Each line of the records below that includes "JSON" adds one to the count; state the final count by itself.

[Records contained in a dataset]
'''
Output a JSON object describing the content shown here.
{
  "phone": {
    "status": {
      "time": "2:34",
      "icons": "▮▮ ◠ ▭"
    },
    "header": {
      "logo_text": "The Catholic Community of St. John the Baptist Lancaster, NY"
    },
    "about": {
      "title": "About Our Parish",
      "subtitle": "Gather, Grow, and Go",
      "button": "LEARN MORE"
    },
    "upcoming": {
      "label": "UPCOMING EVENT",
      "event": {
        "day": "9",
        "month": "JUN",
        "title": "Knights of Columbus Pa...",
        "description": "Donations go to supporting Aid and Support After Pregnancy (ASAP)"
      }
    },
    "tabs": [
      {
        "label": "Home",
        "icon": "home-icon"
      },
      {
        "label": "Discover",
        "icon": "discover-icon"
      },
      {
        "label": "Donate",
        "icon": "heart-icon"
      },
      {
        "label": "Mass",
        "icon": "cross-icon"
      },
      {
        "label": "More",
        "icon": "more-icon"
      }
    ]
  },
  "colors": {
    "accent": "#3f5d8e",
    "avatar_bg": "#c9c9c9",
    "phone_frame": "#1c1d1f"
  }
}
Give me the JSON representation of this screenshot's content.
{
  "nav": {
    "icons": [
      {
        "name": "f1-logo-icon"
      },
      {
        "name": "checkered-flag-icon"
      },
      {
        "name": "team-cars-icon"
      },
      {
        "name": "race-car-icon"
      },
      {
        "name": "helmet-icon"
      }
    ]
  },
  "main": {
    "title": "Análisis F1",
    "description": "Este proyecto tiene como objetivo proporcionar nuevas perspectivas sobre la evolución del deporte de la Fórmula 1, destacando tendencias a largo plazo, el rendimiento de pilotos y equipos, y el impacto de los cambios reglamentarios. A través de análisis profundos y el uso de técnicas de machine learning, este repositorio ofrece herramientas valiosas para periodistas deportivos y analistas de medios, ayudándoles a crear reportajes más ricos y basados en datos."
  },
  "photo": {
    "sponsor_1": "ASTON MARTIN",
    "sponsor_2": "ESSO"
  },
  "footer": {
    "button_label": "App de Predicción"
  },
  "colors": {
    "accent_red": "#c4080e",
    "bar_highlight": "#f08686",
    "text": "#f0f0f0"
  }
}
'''
• _Written response_:
2